Water, water everywhere….
After surviving the scary experience of inching our way along the flooded train tracks going out of Bangkok in the black of night, we slept fitfully, worrying that we might get stranded and have to wade to safety through the stinky water. Read about that in my previous post: https://footeloosefancyfree.com/bankok-water-water-everywhere/ But dawn broke and the train was still trundling along through the sodden countryside. We arrived at Surat Thani about 2 hours late. Wherever you disembark in Thailand, people appear and are very much ‘in your face’, asking you where you are going and then herding you in the right direction, having pressed a sticker onto your shirt. Once you get used to this, you realize the system actually works well. So, like meek sheep, we boarded a minibus and headed for Khao Sok National Park. https://www.khaosok.com/
A No-No ride
We checked into our tree-house (yes, really! – booked for us by Sal) at Baan Khao Sok Resort.
In the afternoon we went for an elephant ride, D on Pepsi, and Sal and I on his Mom. This was in 2011. It was very muddy initially and then they walked up a small river. I couldn’t help feeling sorry for them and a bit guilty for doing this to them, but only gentle verbal encouragement by their mahoots was necessary to keep them moving. They were amazingly sure-footed and felt with their trunks before putting one foot in front of the other.
They loved the hose downs and the bananas fed to them at the end of the ride. Pepsi was a real character – hurrummphs when you said his name and he swayed from side to side on the ‘dance’ command.
They seemed genuinely content…..they more than likely weren’t….Recently I watched a video which showed the horrific cruelty used to train these elephants in Thailand. I was shocked and feel even more guilty about having done this when we were there. I am very happy that this has been banned now.
The VERY rustic Tone Tuey

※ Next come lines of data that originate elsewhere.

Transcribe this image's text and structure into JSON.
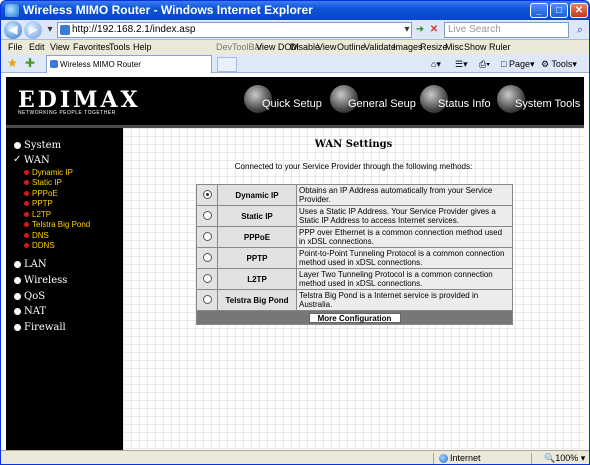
{
  "window": {
    "title": "Wireless MIMO Router - Windows Internet Explorer"
  },
  "addressbar": {
    "url": "http://192.168.2.1/index.asp",
    "search_placeholder": "Live Search"
  },
  "menu": {
    "items": [
      "File",
      "Edit",
      "View",
      "Favorites",
      "Tools",
      "Help"
    ],
    "dev_label": "DevToolBar",
    "dev_items": [
      "View DOM",
      "Disable",
      "View",
      "Outline",
      "Validate",
      "Images",
      "Resize",
      "Misc",
      "Show Ruler"
    ]
  },
  "tab": {
    "title": "Wireless MIMO Router"
  },
  "toolbar": {
    "page_label": "Page",
    "tools_label": "Tools"
  },
  "banner": {
    "logo": "EDIMAX",
    "tagline": "NETWORKING PEOPLE TOGETHER",
    "nav": [
      "Quick Setup",
      "General Seup",
      "Status Info",
      "System Tools"
    ]
  },
  "sidebar": {
    "items": [
      "System",
      "WAN",
      "LAN",
      "Wireless",
      "QoS",
      "NAT",
      "Firewall"
    ],
    "wan_subitems": [
      "Dynamic IP",
      "Static IP",
      "PPPoE",
      "PPTP",
      "L2TP",
      "Telstra Big Pond",
      "DNS",
      "DDNS"
    ]
  },
  "main": {
    "title": "WAN Settings",
    "intro": "Connected to your Service Provider through the following methods:",
    "methods": [
      {
        "name": "Dynamic IP",
        "desc": "Obtains an IP Address automatically from your Service Provider.",
        "selected": true
      },
      {
        "name": "Static IP",
        "desc": "Uses a Static IP Address. Your Service Provider gives a Static IP Address to access Internet services.",
        "selected": false
      },
      {
        "name": "PPPoE",
        "desc": "PPP over Ethernet is a common connection method used in xDSL connections.",
        "selected": false
      },
      {
        "name": "PPTP",
        "desc": "Point-to-Point Tunneling Protocol is a common connection method used in xDSL connections.",
        "selected": false
      },
      {
        "name": "L2TP",
        "desc": "Layer Two Tunneling Protocol is a common connection method used in xDSL connections.",
        "selected": false
      },
      {
        "name": "Telstra Big Pond",
        "desc": "Telstra Big Pond is a Internet service is provided in Australia.",
        "selected": false
      }
    ],
    "more_config_label": "More Configuration"
  },
  "statusbar": {
    "zone": "Internet",
    "zoom": "100%"
  }
}
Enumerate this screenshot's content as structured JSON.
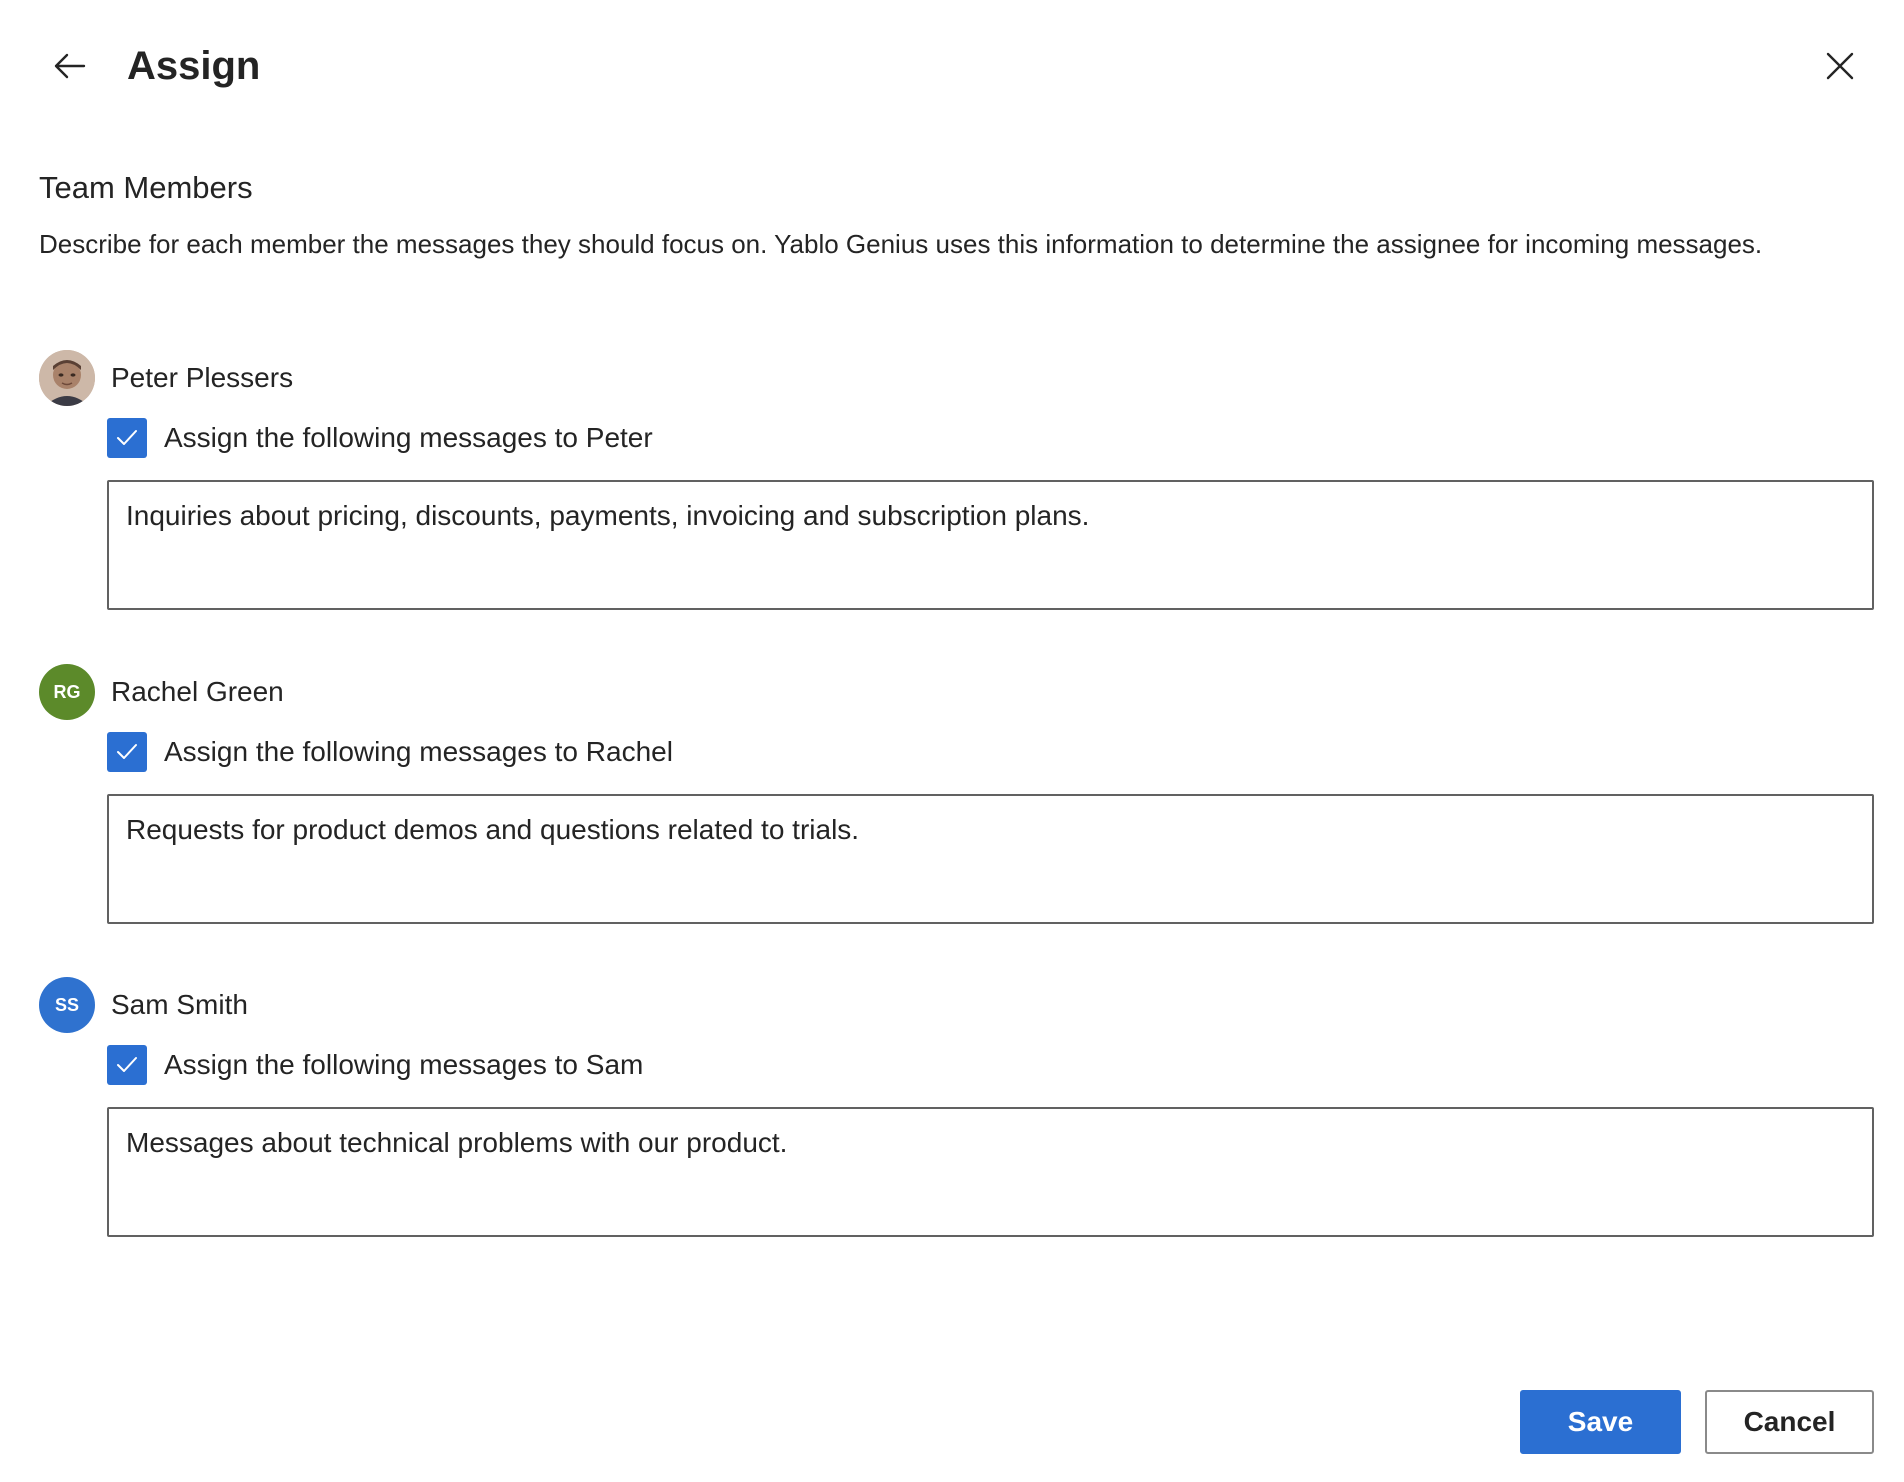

The next day we went on an all day outing to the 165 sq. kms. Cheow Lan Dam, built in 1982 for the generation of electric power. It feels like a lake. It was our first trip in a long-tail boat – so named because of the long shaft at the back with the prop at the end of it. (They are attractive but can be terribly noisy when scores of them are buzzing about and by the end of our Thailand trip we’d gone off them somewhat.)
The boat ride to the very rustic Tone Tuey huts and restaurant was beautiful; we skimmed our way across crystal clear water, weaving between spectacular limestone cliffs. https://khaosoklake.com/travel-item/ton-toey-raft-house-khao-sok-thailand-travel/
While waiting for the excellent lunch to be prepared, we paddled along a channel in kayaks and saw kingfishers, a terrapin and the wonderful spectacled monkeys.
Then we set off on a hike through the jungle to Nam Taloo cave. There was no briefing. What a baptism by fire for D’s and my new strap on sandals – we waded through many a river to get there. (D’s promptly fell apart afterwards.) I’m a bit disappointed to report that we didn’t have to pick off leeches – apparently there were plenty the day before.
We stopped at a small entrance/hole in the rock.Our guide had been carrying a waterproof bag. I’d asked him if it was a first-aid kit – for snake bites, twisted ankles perhaps. He looked surprised; ‘No’. Now he opened it and started taking out headlamps. Mine was very dim and D didn’t have one at all – he, being the gallant man that he is, said he’d be fine at the back with the lights up ahead of him. And in through the hole we crawled, having now been told that there was water in there and that it would get quite deep – our guide indicated chest height – most of us were in clothes not costumes…still we’d come this far…. We plunged on through the murky passage (pitch black without headlamps) our feeble circles of light revealing dripping walls with stalagmites and stalagtites.
It got deeper and deeper until eventually I, being rather short, couldn’t stand and had to swim.
Eventually we emerged into the main cave where we took the obligatory photos before heading back.
It was certainly an adventure, but would we have done it if we’d known? I think we three Feete and the other young Dutch guy would have, but the other older couple said not. Apparently there was a flash flood a few years ago and 7 people drowned. We’re not sure if that happened in that particular cave.
And now, in 2018, the dramatic and miraculous rescue of the teenage soccer team who got trapped in a cave in Thailand by a flash flood: Read about it here: https://www.nytimes.com/2018/07/12/world/asia/thailand-cave-rescue-seals.html
Guides are still taking tourists on the Nam Taloo hike. It is safe as long as you – and the guides – are sensible and play it safe. https://www.paddleasia.com/galleries/cave-index.htm
That night we had a wonderful dinner – and cocktails – at the Morning Mist Restaurant.
We went for a delightfully lazy kayak the next day; guides paddled us downstream and we saw an impressive mangrove snake above our heads, and lots of birds, including the always gorgeous kingfishers.
A storm in the afternoon put paid to doing a walk in the National Park. Sal and I had a cool down swim in the river next to the restaurant instead. And then it was off to the beach; we caught the minibus out of there, heading for Railay Beach, via Krabi.
Thanks to Sally and Dudley for their photos used in this post. Also, a couple taken by others on the hike.